Look through the data below. Collect every line where the word "String" occurs.
** DATA FOR THIS EXERCISE follows **
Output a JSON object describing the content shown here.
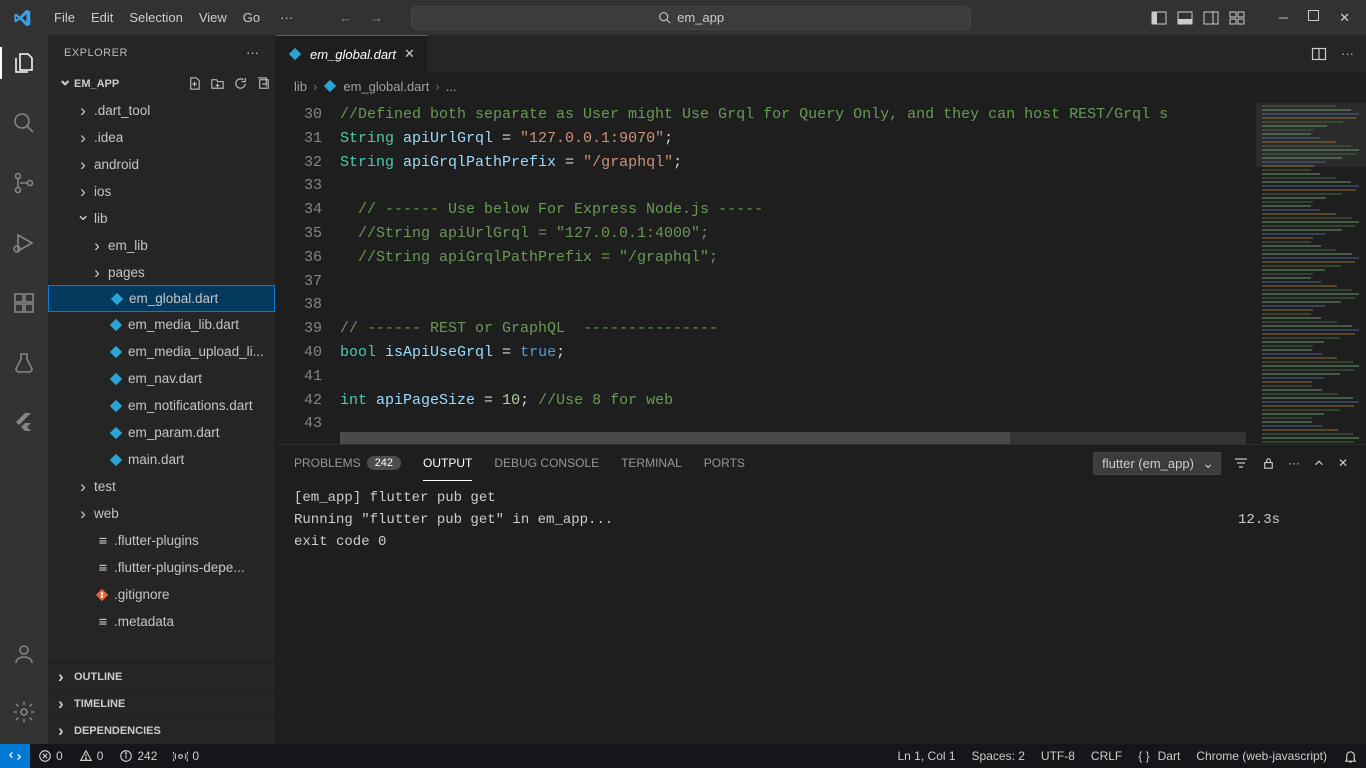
{
  "titlebar": {
    "menus": [
      "File",
      "Edit",
      "Selection",
      "View",
      "Go"
    ],
    "search_placeholder": "em_app"
  },
  "activitybar": {
    "items": [
      "files",
      "search",
      "source-control",
      "debug",
      "extensions",
      "testing",
      "flutter"
    ],
    "bottom": [
      "account",
      "settings-gear"
    ]
  },
  "sidebar": {
    "title": "EXPLORER",
    "project_name": "EM_APP",
    "tree": [
      {
        "label": ".dart_tool",
        "kind": "folder",
        "depth": 1,
        "open": false
      },
      {
        "label": ".idea",
        "kind": "folder",
        "depth": 1,
        "open": false
      },
      {
        "label": "android",
        "kind": "folder",
        "depth": 1,
        "open": false
      },
      {
        "label": "ios",
        "kind": "folder",
        "depth": 1,
        "open": false
      },
      {
        "label": "lib",
        "kind": "folder",
        "depth": 1,
        "open": true
      },
      {
        "label": "em_lib",
        "kind": "folder",
        "depth": 2,
        "open": false
      },
      {
        "label": "pages",
        "kind": "folder",
        "depth": 2,
        "open": false
      },
      {
        "label": "em_global.dart",
        "kind": "dart",
        "depth": 2,
        "selected": true
      },
      {
        "label": "em_media_lib.dart",
        "kind": "dart",
        "depth": 2
      },
      {
        "label": "em_media_upload_li...",
        "kind": "dart",
        "depth": 2
      },
      {
        "label": "em_nav.dart",
        "kind": "dart",
        "depth": 2
      },
      {
        "label": "em_notifications.dart",
        "kind": "dart",
        "depth": 2
      },
      {
        "label": "em_param.dart",
        "kind": "dart",
        "depth": 2
      },
      {
        "label": "main.dart",
        "kind": "dart",
        "depth": 2
      },
      {
        "label": "test",
        "kind": "folder",
        "depth": 1,
        "open": false
      },
      {
        "label": "web",
        "kind": "folder",
        "depth": 1,
        "open": false
      },
      {
        "label": ".flutter-plugins",
        "kind": "file",
        "depth": 1
      },
      {
        "label": ".flutter-plugins-depe...",
        "kind": "file",
        "depth": 1
      },
      {
        "label": ".gitignore",
        "kind": "git",
        "depth": 1
      },
      {
        "label": ".metadata",
        "kind": "file",
        "depth": 1
      }
    ],
    "collapsed_sections": [
      "OUTLINE",
      "TIMELINE",
      "DEPENDENCIES"
    ]
  },
  "editor": {
    "tab_label": "em_global.dart",
    "breadcrumbs": [
      "lib",
      "em_global.dart",
      "..."
    ],
    "first_line_no": 30,
    "lines": [
      {
        "n": 30,
        "segs": [
          {
            "t": "//Defined both separate as User might Use Grql for Query Only, and they can host REST/Grql s",
            "c": "tok-comment"
          }
        ]
      },
      {
        "n": 31,
        "segs": [
          {
            "t": "String ",
            "c": "tok-type"
          },
          {
            "t": "apiUrlGrql",
            "c": "tok-var"
          },
          {
            "t": " = ",
            "c": "tok-op"
          },
          {
            "t": "\"127.0.0.1:9070\"",
            "c": "tok-str"
          },
          {
            "t": ";",
            "c": "tok-op"
          }
        ]
      },
      {
        "n": 32,
        "segs": [
          {
            "t": "String ",
            "c": "tok-type"
          },
          {
            "t": "apiGrqlPathPrefix",
            "c": "tok-var"
          },
          {
            "t": " = ",
            "c": "tok-op"
          },
          {
            "t": "\"/graphql\"",
            "c": "tok-str"
          },
          {
            "t": ";",
            "c": "tok-op"
          }
        ]
      },
      {
        "n": 33,
        "segs": []
      },
      {
        "n": 34,
        "segs": [
          {
            "t": "  // ------ Use below For Express Node.js -----",
            "c": "tok-comment"
          }
        ]
      },
      {
        "n": 35,
        "segs": [
          {
            "t": "  //String apiUrlGrql = \"127.0.0.1:4000\";",
            "c": "tok-comment"
          }
        ]
      },
      {
        "n": 36,
        "segs": [
          {
            "t": "  //String apiGrqlPathPrefix = \"/graphql\";",
            "c": "tok-comment"
          }
        ]
      },
      {
        "n": 37,
        "segs": []
      },
      {
        "n": 38,
        "segs": []
      },
      {
        "n": 39,
        "segs": [
          {
            "t": "// ------ REST or GraphQL  ---------------",
            "c": "tok-comment"
          }
        ]
      },
      {
        "n": 40,
        "segs": [
          {
            "t": "bool ",
            "c": "tok-type"
          },
          {
            "t": "isApiUseGrql",
            "c": "tok-var"
          },
          {
            "t": " = ",
            "c": "tok-op"
          },
          {
            "t": "true",
            "c": "tok-keyword"
          },
          {
            "t": ";",
            "c": "tok-op"
          }
        ]
      },
      {
        "n": 41,
        "segs": []
      },
      {
        "n": 42,
        "segs": [
          {
            "t": "int ",
            "c": "tok-type"
          },
          {
            "t": "apiPageSize",
            "c": "tok-var"
          },
          {
            "t": " = ",
            "c": "tok-op"
          },
          {
            "t": "10",
            "c": "tok-num"
          },
          {
            "t": "; ",
            "c": "tok-op"
          },
          {
            "t": "//Use 8 for web",
            "c": "tok-comment"
          }
        ]
      },
      {
        "n": 43,
        "segs": []
      }
    ]
  },
  "panel": {
    "tabs": {
      "problems": "PROBLEMS",
      "problems_badge": "242",
      "output": "OUTPUT",
      "debug": "DEBUG CONSOLE",
      "terminal": "TERMINAL",
      "ports": "PORTS"
    },
    "dropdown": "flutter (em_app)",
    "output_lines": [
      {
        "lhs": "[em_app] flutter pub get",
        "rhs": ""
      },
      {
        "lhs": "Running \"flutter pub get\" in em_app...",
        "rhs": "12.3s"
      },
      {
        "lhs": "exit code 0",
        "rhs": ""
      }
    ]
  },
  "statusbar": {
    "errors": "0",
    "warnings": "0",
    "info": "242",
    "radio": "0",
    "ln_col": "Ln 1, Col 1",
    "spaces": "Spaces: 2",
    "encoding": "UTF-8",
    "eol": "CRLF",
    "language": "Dart",
    "target": "Chrome (web-javascript)"
  }
}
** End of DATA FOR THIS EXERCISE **
**ANSWER AREA**
            "t": "String ",
            "t": "String ",
            "t": "  //String apiUrlGrql = \"127.0.0.1:4000\";",
            "t": "  //String apiGrqlPathPrefix = \"/graphql\";",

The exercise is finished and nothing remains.